The cure for this is to sit down and write out all the things that are most important to you, and to start focusing your attention only on the things which you have time and energy for.
Chances are, if you do this and get to work, you’ll have time to do the less important things later.
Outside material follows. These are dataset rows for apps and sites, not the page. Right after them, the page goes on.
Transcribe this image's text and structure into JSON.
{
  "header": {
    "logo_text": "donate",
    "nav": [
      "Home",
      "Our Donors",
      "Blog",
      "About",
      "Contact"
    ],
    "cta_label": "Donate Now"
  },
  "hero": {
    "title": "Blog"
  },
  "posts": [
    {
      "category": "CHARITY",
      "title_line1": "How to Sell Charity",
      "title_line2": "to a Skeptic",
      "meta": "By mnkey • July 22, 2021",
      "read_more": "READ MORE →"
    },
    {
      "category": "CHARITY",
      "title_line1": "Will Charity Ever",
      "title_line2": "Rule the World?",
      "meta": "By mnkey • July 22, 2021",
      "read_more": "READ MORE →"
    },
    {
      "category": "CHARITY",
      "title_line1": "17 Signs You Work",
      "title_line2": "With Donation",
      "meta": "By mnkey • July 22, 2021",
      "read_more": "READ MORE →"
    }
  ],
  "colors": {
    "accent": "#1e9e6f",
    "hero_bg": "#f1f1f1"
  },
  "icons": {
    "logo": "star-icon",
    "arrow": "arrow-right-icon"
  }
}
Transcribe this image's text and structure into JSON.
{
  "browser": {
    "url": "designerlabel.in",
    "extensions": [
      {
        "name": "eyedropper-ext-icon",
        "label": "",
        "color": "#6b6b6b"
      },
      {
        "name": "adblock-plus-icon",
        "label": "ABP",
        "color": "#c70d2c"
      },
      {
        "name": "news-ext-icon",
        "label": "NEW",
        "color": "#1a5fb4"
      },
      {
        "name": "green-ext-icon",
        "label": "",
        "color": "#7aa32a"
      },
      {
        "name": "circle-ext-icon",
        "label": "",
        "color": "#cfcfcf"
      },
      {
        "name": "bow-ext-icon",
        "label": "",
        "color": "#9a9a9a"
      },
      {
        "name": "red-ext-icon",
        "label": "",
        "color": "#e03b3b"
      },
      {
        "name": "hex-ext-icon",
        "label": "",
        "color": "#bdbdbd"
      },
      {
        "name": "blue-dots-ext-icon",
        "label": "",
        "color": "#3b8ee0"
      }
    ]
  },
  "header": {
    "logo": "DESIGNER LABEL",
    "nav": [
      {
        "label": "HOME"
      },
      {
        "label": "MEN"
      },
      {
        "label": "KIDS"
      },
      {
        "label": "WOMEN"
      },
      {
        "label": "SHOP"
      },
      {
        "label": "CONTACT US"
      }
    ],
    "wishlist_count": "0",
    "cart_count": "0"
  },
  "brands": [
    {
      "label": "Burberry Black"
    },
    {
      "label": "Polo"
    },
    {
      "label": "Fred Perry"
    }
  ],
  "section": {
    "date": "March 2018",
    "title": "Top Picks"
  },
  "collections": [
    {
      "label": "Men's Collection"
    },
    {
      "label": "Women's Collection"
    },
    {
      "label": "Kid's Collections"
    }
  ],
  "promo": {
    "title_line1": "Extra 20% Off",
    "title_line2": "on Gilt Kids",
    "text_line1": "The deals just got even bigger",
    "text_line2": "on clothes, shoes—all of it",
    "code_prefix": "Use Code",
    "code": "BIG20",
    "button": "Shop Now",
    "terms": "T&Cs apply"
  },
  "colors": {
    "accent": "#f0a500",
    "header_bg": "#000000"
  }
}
If not, at least you’ll have done something instead of being paralyzed by too many options.
Cause #6: Indecisiveness
If you’re in the habit of saying “Let me think about it” or of seeking others’ opinions for hours and hours before coming to your own decision about something, you’ve fallen into the habit of indecisiveness.
Get rid of that habit before it takes your dreams from you.
One of the most common character traits of highly effective people is that they are decisive and not influenced by the opinions of others.
The cure for this procrastination is to develop a set of criteria by which you can make all your decisions: decisions about your health, career, relationships and finances.
Having a long-term vision will help you to build decisiveness by asking yourself the question: “Which will be the best decision for helping me reach my long-term goal?”
Cause #7: Sheer Habit
Too many people buy into the myth that procrastination is a character trait which is somehow “in your blood.”
In reality, procrastination is nothing more than a habit-and like any other habit, can be broken through consistent repetition of more preferable behaviors.
If you’ve fallen into the habit of procrastination, it’s likely that there are patterns in your life with this habit.
The cure for this is to develop all of the following habits:
* Always have a written plan for something you want to achieve
* Acknowledge that now is the only time you can ever live in
* Get rid of perfectionism and accept that failure is a natural part of the learning process
* Focus on a few key goals and trust in your own wisdom instead of being swayed by the opinions of others
Now you know what you need to do. Don’t think about it-just get started.